EXTRACTED INFORMATION:
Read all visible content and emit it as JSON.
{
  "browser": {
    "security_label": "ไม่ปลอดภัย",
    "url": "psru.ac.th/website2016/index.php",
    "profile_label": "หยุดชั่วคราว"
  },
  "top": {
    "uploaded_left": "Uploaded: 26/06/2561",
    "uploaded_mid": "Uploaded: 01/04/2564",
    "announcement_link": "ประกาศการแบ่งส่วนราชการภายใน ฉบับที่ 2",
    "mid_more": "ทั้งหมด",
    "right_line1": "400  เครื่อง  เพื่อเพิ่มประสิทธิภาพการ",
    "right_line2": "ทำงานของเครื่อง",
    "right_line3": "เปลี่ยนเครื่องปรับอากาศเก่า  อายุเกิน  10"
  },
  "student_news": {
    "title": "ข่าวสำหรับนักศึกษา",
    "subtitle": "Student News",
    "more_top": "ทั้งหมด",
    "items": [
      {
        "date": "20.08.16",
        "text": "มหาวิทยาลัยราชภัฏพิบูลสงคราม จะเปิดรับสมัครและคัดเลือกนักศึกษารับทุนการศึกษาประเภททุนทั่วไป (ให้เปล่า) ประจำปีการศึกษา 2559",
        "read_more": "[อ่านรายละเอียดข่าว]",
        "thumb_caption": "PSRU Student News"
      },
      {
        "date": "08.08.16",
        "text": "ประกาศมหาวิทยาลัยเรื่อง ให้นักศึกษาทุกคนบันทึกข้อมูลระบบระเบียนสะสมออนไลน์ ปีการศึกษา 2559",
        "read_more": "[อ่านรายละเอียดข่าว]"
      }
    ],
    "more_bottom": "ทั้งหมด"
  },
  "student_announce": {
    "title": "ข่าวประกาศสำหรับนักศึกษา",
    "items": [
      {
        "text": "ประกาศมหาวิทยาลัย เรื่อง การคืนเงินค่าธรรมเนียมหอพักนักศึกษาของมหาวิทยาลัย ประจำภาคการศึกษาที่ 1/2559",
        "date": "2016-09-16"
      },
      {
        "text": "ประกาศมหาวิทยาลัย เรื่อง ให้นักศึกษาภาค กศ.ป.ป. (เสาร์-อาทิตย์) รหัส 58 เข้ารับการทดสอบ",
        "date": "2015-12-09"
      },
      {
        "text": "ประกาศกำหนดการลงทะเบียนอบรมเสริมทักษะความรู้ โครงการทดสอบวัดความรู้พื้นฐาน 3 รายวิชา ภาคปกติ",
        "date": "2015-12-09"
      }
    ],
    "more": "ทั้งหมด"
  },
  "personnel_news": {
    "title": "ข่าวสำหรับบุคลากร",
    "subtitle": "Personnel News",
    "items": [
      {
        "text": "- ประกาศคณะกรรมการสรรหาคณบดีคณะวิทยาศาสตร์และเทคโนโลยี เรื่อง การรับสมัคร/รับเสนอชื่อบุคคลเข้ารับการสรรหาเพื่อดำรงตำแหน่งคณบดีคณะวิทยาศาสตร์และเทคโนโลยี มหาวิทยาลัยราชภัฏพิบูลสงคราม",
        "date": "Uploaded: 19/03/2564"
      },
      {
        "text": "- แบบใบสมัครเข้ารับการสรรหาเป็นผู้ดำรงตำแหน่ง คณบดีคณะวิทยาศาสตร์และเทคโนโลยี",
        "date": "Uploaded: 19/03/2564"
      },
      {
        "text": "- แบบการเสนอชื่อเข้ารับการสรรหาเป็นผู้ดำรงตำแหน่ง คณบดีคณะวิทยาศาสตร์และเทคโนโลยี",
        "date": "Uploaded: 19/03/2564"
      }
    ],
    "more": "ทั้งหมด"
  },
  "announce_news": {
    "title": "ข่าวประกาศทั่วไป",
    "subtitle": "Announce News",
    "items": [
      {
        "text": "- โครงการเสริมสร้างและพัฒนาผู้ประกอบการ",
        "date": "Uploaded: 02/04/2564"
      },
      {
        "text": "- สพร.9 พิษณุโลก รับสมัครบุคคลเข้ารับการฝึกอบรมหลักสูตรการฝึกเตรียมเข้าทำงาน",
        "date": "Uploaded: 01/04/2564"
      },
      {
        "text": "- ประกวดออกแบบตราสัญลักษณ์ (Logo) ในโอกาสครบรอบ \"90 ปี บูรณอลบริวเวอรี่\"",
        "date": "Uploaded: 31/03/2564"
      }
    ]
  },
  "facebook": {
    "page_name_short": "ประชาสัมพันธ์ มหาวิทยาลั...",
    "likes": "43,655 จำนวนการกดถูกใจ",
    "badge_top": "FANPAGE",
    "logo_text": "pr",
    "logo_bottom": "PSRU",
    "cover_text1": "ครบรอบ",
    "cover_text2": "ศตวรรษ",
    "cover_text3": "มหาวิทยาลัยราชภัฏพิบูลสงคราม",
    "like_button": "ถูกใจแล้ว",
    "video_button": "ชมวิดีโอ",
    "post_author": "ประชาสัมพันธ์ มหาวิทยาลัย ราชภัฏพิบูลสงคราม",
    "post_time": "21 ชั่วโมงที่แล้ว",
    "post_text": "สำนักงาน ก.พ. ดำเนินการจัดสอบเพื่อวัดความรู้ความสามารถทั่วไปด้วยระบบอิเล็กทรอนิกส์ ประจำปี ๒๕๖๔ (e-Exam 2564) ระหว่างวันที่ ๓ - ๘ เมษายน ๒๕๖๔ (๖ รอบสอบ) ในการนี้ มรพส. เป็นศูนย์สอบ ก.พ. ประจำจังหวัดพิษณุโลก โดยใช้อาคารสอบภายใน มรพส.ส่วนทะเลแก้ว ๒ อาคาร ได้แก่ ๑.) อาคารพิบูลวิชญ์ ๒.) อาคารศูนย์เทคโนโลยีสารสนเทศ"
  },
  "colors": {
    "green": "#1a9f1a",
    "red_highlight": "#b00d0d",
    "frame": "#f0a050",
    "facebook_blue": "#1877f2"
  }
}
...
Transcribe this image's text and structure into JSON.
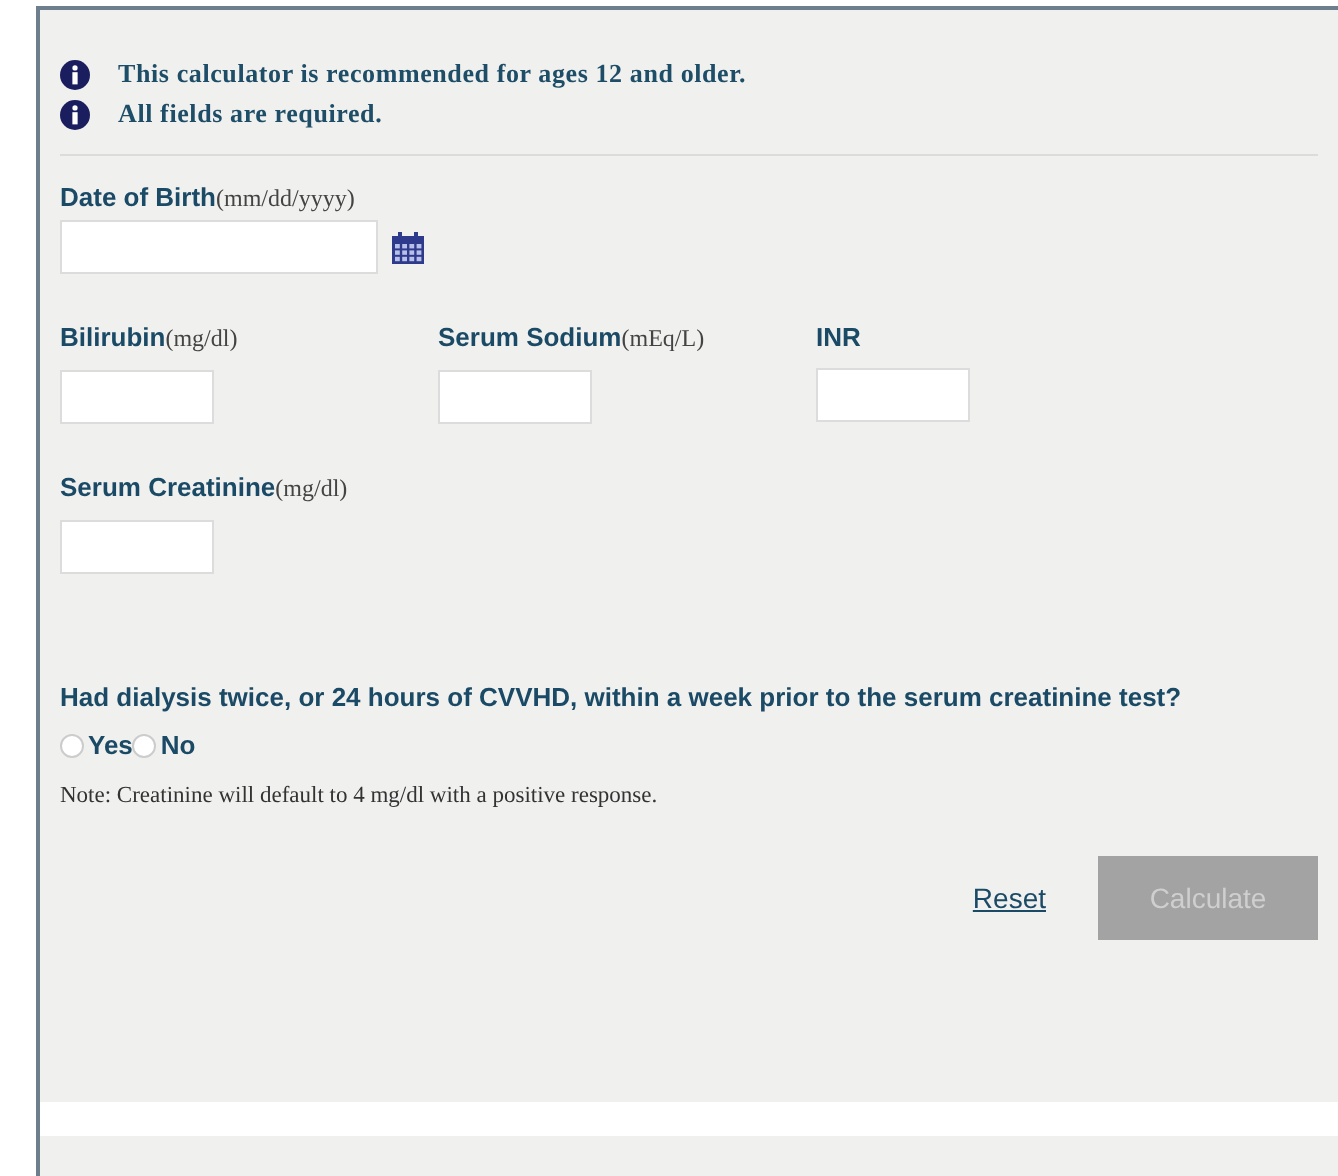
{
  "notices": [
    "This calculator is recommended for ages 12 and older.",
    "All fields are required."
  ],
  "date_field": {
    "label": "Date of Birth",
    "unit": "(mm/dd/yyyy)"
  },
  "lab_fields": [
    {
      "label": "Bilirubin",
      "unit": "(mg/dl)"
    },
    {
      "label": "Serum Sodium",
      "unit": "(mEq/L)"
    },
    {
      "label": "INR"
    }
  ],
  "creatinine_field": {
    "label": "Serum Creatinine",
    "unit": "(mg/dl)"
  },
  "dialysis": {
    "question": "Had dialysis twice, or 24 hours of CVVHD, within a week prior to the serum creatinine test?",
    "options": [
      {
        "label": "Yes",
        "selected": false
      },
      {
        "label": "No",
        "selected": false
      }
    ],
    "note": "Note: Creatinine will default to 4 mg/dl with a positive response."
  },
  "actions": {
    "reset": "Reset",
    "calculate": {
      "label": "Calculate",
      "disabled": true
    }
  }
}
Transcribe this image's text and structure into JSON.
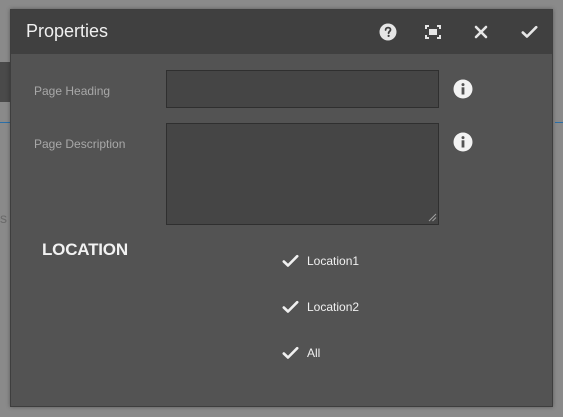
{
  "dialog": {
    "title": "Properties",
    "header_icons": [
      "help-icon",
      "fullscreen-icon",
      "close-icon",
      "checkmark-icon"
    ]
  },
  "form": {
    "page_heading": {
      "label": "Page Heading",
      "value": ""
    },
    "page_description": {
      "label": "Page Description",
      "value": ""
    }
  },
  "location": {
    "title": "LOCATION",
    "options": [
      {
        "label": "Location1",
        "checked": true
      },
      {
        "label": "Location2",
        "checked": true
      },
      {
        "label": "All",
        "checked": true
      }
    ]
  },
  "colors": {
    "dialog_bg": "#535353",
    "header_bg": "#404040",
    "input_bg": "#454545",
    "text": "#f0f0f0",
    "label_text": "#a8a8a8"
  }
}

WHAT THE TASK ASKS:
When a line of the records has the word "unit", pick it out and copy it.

FINISHED EXERCISE:
    "unit": "(mm/dd/yyyy)"
      "unit": "(mg/dl)"
      "unit": "(mEq/L)"
    "unit": "(mg/dl)"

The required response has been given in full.